__Problem statement__
Could you write out the records below exactly, without omitting a line?

__Records to process__
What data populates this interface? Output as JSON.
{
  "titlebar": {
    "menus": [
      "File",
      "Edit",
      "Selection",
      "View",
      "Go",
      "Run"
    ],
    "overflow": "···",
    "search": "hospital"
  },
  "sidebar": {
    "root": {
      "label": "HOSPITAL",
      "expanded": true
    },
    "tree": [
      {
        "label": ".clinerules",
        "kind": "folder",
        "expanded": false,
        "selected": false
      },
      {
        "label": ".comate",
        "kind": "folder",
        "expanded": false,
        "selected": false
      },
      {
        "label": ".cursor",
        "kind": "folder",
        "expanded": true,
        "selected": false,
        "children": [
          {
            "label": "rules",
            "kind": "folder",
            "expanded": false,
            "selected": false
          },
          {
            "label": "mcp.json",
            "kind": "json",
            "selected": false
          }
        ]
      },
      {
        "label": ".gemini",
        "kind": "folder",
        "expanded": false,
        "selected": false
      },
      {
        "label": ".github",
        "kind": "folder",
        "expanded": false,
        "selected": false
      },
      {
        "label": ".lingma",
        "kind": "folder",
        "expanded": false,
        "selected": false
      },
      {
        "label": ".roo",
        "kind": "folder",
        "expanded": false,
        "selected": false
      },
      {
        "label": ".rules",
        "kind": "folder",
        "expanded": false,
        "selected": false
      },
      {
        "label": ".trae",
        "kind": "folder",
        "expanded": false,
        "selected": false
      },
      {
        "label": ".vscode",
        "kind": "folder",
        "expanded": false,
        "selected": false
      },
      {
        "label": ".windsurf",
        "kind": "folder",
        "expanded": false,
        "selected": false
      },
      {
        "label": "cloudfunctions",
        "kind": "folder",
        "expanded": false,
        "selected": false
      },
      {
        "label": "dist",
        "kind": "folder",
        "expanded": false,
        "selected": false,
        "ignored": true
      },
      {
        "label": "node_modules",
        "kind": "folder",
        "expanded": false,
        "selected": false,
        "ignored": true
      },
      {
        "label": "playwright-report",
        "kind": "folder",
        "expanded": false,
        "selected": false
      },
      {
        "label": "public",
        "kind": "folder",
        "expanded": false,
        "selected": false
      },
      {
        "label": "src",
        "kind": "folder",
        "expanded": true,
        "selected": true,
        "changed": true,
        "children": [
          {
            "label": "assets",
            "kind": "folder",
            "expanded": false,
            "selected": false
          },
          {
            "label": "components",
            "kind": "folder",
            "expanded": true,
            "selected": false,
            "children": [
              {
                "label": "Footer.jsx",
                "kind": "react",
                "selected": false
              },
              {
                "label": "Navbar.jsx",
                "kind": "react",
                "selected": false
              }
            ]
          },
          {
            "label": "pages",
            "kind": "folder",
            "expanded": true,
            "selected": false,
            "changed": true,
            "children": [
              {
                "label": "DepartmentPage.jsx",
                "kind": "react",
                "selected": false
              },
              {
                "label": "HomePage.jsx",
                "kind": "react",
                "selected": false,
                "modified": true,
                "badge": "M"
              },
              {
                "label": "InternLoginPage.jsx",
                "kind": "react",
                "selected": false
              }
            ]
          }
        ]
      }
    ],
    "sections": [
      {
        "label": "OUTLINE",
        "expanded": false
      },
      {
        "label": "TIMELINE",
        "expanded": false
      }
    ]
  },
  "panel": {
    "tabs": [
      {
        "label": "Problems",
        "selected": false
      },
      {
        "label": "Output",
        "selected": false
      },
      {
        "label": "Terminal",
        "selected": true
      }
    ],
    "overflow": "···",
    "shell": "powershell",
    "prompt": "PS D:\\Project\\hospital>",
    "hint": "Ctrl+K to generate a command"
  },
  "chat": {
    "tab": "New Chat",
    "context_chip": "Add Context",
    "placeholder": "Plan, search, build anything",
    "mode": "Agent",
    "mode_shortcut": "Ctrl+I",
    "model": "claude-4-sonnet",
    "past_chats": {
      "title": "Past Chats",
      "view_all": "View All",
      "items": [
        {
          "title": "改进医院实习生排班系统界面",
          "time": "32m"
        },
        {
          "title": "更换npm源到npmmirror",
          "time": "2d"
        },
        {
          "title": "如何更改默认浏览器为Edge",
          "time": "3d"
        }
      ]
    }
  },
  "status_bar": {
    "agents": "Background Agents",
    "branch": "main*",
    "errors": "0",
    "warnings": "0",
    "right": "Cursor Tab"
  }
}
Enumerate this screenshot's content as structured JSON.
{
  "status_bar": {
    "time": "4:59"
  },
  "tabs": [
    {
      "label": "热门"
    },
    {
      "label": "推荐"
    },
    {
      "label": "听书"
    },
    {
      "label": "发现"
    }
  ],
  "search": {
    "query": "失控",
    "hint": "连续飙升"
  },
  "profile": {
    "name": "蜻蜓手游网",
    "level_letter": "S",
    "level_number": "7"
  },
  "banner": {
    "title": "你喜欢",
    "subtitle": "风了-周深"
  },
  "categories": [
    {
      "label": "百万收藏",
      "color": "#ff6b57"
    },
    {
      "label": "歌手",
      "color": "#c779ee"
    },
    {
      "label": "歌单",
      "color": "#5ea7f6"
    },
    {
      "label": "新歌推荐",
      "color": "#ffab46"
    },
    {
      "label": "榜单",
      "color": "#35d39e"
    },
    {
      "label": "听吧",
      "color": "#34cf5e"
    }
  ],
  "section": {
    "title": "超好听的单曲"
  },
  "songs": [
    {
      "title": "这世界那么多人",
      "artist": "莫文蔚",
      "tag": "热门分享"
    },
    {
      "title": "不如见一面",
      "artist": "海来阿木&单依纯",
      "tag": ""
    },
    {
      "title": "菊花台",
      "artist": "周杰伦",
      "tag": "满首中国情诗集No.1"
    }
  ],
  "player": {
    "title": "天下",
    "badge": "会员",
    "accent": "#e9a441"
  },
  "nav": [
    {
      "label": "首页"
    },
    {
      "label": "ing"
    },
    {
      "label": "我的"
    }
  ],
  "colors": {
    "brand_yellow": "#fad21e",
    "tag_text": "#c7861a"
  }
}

__Result of this exercise__
What data populates this interface? Output as JSON.
{
  "titlebar": {
    "menus": [
      "File",
      "Edit",
      "Selection",
      "View",
      "Go",
      "Run"
    ],
    "overflow": "···",
    "search": "hospital"
  },
  "sidebar": {
    "root": {
      "label": "HOSPITAL",
      "expanded": true
    },
    "tree": [
      {
        "label": ".clinerules",
        "kind": "folder",
        "expanded": false,
        "selected": false
      },
      {
        "label": ".comate",
        "kind": "folder",
        "expanded": false,
        "selected": false
      },
      {
        "label": ".cursor",
        "kind": "folder",
        "expanded": true,
        "selected": false,
        "children": [
          {
            "label": "rules",
            "kind": "folder",
            "expanded": false,
            "selected": false
          },
          {
            "label": "mcp.json",
            "kind": "json",
            "selected": false
          }
        ]
      },
      {
        "label": ".gemini",
        "kind": "folder",
        "expanded": false,
        "selected": false
      },
      {
        "label": ".github",
        "kind": "folder",
        "expanded": false,
        "selected": false
      },
      {
        "label": ".lingma",
        "kind": "folder",
        "expanded": false,
        "selected": false
      },
      {
        "label": ".roo",
        "kind": "folder",
        "expanded": false,
        "selected": false
      },
      {
        "label": ".rules",
        "kind": "folder",
        "expanded": false,
        "selected": false
      },
      {
        "label": ".trae",
        "kind": "folder",
        "expanded": false,
        "selected": false
      },
      {
        "label": ".vscode",
        "kind": "folder",
        "expanded": false,
        "selected": false
      },
      {
        "label": ".windsurf",
        "kind": "folder",
        "expanded": false,
        "selected": false
      },
      {
        "label": "cloudfunctions",
        "kind": "folder",
        "expanded": false,
        "selected": false
      },
      {
        "label": "dist",
        "kind": "folder",
        "expanded": false,
        "selected": false,
        "ignored": true
      },
      {
        "label": "node_modules",
        "kind": "folder",
        "expanded": false,
        "selected": false,
        "ignored": true
      },
      {
        "label": "playwright-report",
        "kind": "folder",
        "expanded": false,
        "selected": false
      },
      {
        "label": "public",
        "kind": "folder",
        "expanded": false,
        "selected": false
      },
      {
        "label": "src",
        "kind": "folder",
        "expanded": true,
        "selected": true,
        "changed": true,
        "children": [
          {
            "label": "assets",
            "kind": "folder",
            "expanded": false,
            "selected": false
          },
          {
            "label": "components",
            "kind": "folder",
            "expanded": true,
            "selected": false,
            "children": [
              {
                "label": "Footer.jsx",
                "kind": "react",
                "selected": false
              },
              {
                "label": "Navbar.jsx",
                "kind": "react",
                "selected": false
              }
            ]
          },
          {
            "label": "pages",
            "kind": "folder",
            "expanded": true,
            "selected": false,
            "changed": true,
            "children": [
              {
                "label": "DepartmentPage.jsx",
                "kind": "react",
                "selected": false
              },
              {
                "label": "HomePage.jsx",
                "kind": "react",
                "selected": false,
                "modified": true,
                "badge": "M"
              },
              {
                "label": "InternLoginPage.jsx",
                "kind": "react",
                "selected": false
              }
            ]
          }
        ]
      }
    ],
    "sections": [
      {
        "label": "OUTLINE",
        "expanded": false
      },
      {
        "label": "TIMELINE",
        "expanded": false
      }
    ]
  },
  "panel": {
    "tabs": [
      {
        "label": "Problems",
        "selected": false
      },
      {
        "label": "Output",
        "selected": false
      },
      {
        "label": "Terminal",
        "selected": true
      }
    ],
    "overflow": "···",
    "shell": "powershell",
    "prompt": "PS D:\\Project\\hospital>",
    "hint": "Ctrl+K to generate a command"
  },
  "chat": {
    "tab": "New Chat",
    "context_chip": "Add Context",
    "placeholder": "Plan, search, build anything",
    "mode": "Agent",
    "mode_shortcut": "Ctrl+I",
    "model": "claude-4-sonnet",
    "past_chats": {
      "title": "Past Chats",
      "view_all": "View All",
      "items": [
        {
          "title": "改进医院实习生排班系统界面",
          "time": "32m"
        },
        {
          "title": "更换npm源到npmmirror",
          "time": "2d"
        },
        {
          "title": "如何更改默认浏览器为Edge",
          "time": "3d"
        }
      ]
    }
  },
  "status_bar": {
    "agents": "Background Agents",
    "branch": "main*",
    "errors": "0",
    "warnings": "0",
    "right": "Cursor Tab"
  }
}
Enumerate this screenshot's content as structured JSON.
{
  "status_bar": {
    "time": "4:59"
  },
  "tabs": [
    {
      "label": "热门"
    },
    {
      "label": "推荐"
    },
    {
      "label": "听书"
    },
    {
      "label": "发现"
    }
  ],
  "search": {
    "query": "失控",
    "hint": "连续飙升"
  },
  "profile": {
    "name": "蜻蜓手游网",
    "level_letter": "S",
    "level_number": "7"
  },
  "banner": {
    "title": "你喜欢",
    "subtitle": "风了-周深"
  },
  "categories": [
    {
      "label": "百万收藏",
      "color": "#ff6b57"
    },
    {
      "label": "歌手",
      "color": "#c779ee"
    },
    {
      "label": "歌单",
      "color": "#5ea7f6"
    },
    {
      "label": "新歌推荐",
      "color": "#ffab46"
    },
    {
      "label": "榜单",
      "color": "#35d39e"
    },
    {
      "label": "听吧",
      "color": "#34cf5e"
    }
  ],
  "section": {
    "title": "超好听的单曲"
  },
  "songs": [
    {
      "title": "这世界那么多人",
      "artist": "莫文蔚",
      "tag": "热门分享"
    },
    {
      "title": "不如见一面",
      "artist": "海来阿木&单依纯",
      "tag": ""
    },
    {
      "title": "菊花台",
      "artist": "周杰伦",
      "tag": "满首中国情诗集No.1"
    }
  ],
  "player": {
    "title": "天下",
    "badge": "会员",
    "accent": "#e9a441"
  },
  "nav": [
    {
      "label": "首页"
    },
    {
      "label": "ing"
    },
    {
      "label": "我的"
    }
  ],
  "colors": {
    "brand_yellow": "#fad21e",
    "tag_text": "#c7861a"
  }
}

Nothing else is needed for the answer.